Abstract

Five experiments investigated the effect of power on social distance. Although increased social distance has been suggested to be an underlying mechanism for a number of the effects of power, there is little empirical evidence directly supporting this claim. Our first three experiments found that power increases social distance toward others. In addition, these studies demonstrated that this effect is (a) mediated by self-sufficiency and (b) moderated by the perceived legitimacy of power — only when power is seen as legitimate, does it increase social distance. The final two studies build off research showing that social distance is linked to decreased altruism and find an interaction between power and legitimacy on willingness to help others. The authors propose that the concept of social distance offers a synthesizing lens that integrates seemingly disparate findings in the power literature and explains how power can both corrupt and elevate.

Authors
Joris Lammers, Adam Galinsky, E. Gordijn, and S. Otten
Format
Journal Article
Publication Date
Journal
Social Psychological and Personality Science

Full Citation

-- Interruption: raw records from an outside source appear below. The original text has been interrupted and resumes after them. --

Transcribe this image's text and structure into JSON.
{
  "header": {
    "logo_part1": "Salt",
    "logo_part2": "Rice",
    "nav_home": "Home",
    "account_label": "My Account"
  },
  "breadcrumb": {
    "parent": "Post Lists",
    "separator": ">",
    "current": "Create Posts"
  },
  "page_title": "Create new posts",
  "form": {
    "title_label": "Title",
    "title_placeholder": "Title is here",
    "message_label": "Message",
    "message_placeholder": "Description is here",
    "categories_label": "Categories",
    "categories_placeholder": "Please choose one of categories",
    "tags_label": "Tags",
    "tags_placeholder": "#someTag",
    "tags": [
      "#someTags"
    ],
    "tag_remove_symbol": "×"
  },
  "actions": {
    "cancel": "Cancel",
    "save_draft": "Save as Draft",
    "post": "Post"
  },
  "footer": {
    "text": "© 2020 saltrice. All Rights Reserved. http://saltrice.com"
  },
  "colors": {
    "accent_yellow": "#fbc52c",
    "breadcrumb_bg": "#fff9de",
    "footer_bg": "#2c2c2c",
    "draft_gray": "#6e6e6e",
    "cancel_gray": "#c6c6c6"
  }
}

Lammers, Joris, Adam Galinsky, E. Gordijn, and S. Otten
. “Power increases social distance.”
Social Psychological and Personality Science
vol.
3
, (January 01, 2012):
282
-
290
.